Ninety female athletes at the international and/or national level, engaged in sports that are either “feminine” (n=49) or “non-feminine” (n=41), participated in this study. We predicted (a) a positive relation between role conflict and burnout; and (b) higher role conflict and burnout among athletes from “non-feminine” sports. Questionnaire results revealed a positive relation between role conflict and burnout, albeit only in “feminine” sports. Role conflict was not higher among athletes from “non-feminine” sports. Burnout was somewhat lower among “non-feminine”-sports athletes. “Feminine”-sports athletes were significantly younger, had more training, and felt more restricted by their athletic activity, in comparison to “non-feminine”-sports athletes. Results are interpreted in terms of current theoretical perspectives, such as the “expansionist” approach.

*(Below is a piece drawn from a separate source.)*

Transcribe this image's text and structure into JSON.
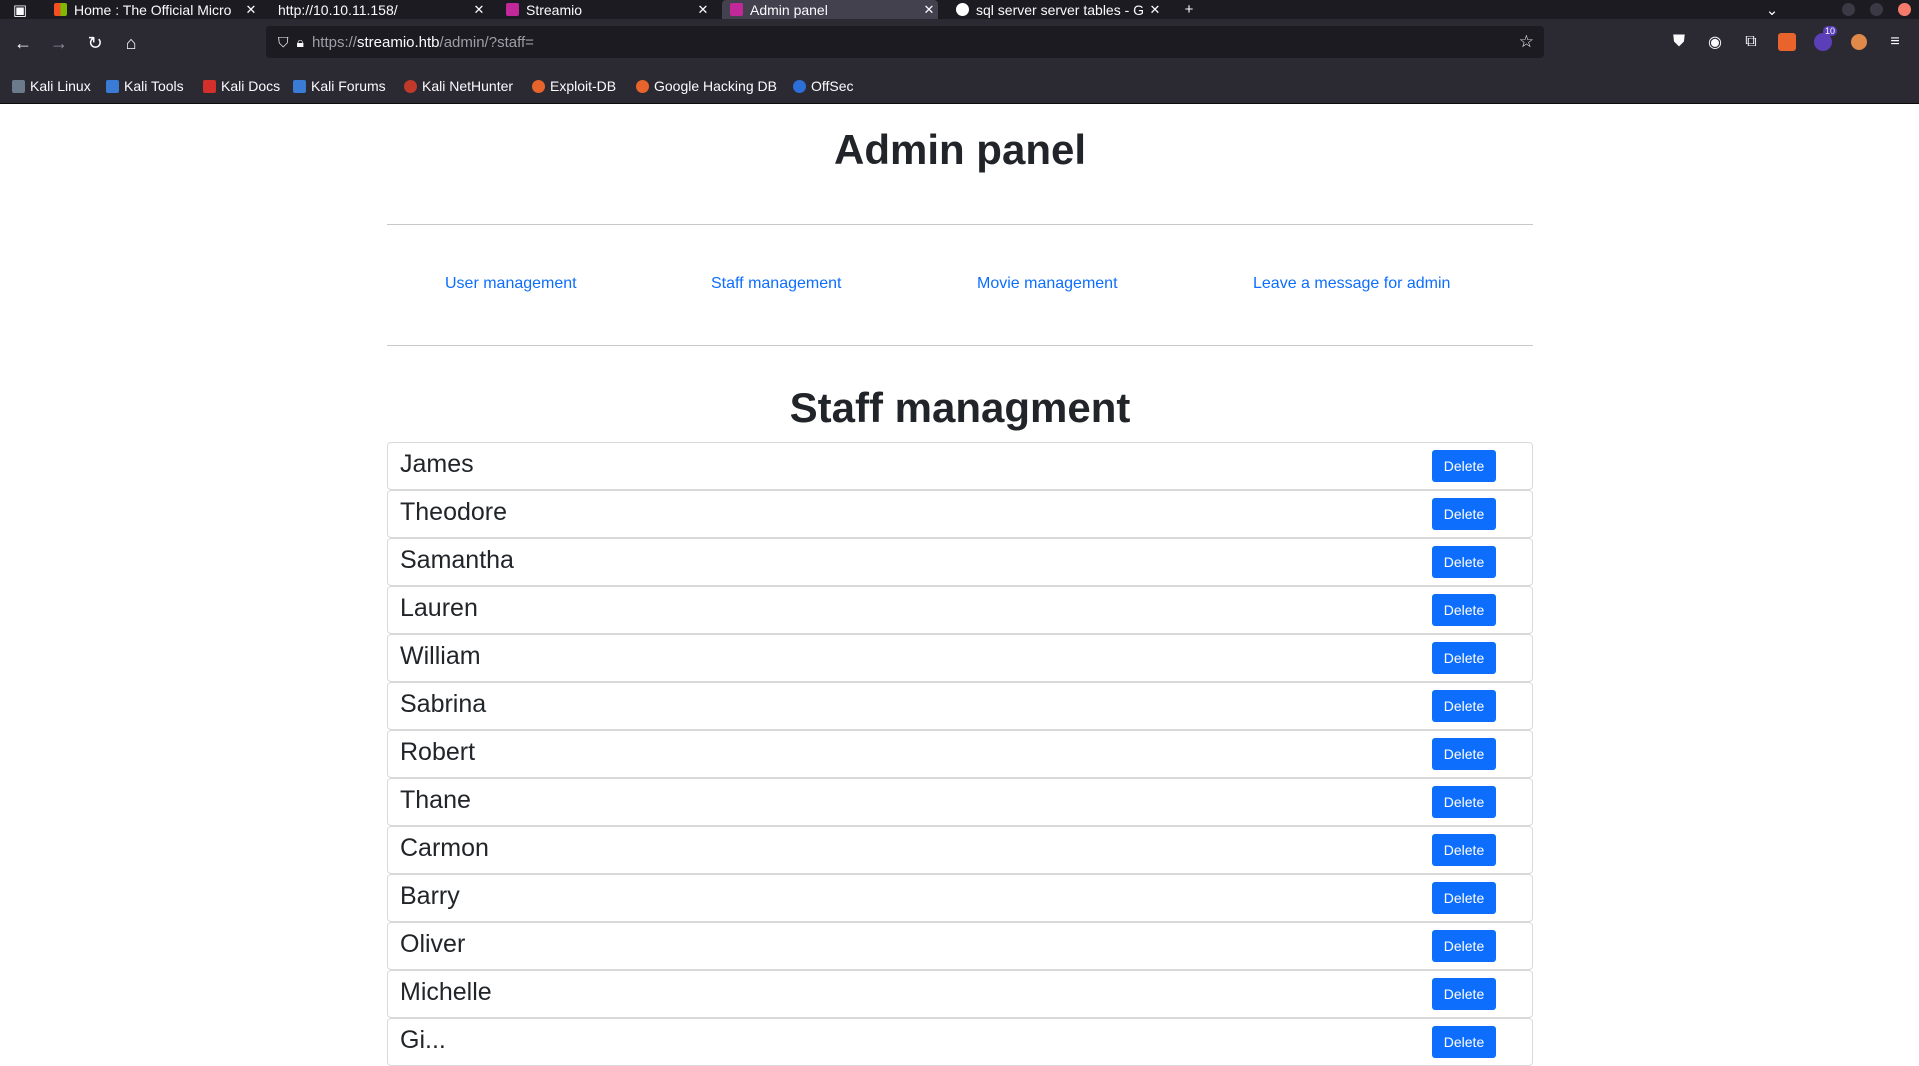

Professor Michael Bar-Eli Director, Department of Behavioral Sciences and Management Ribstein Center for Sport Medicine Sciences and Research Wingate Institute Netanya 42902, Israel Email:firstname.lastname@example.org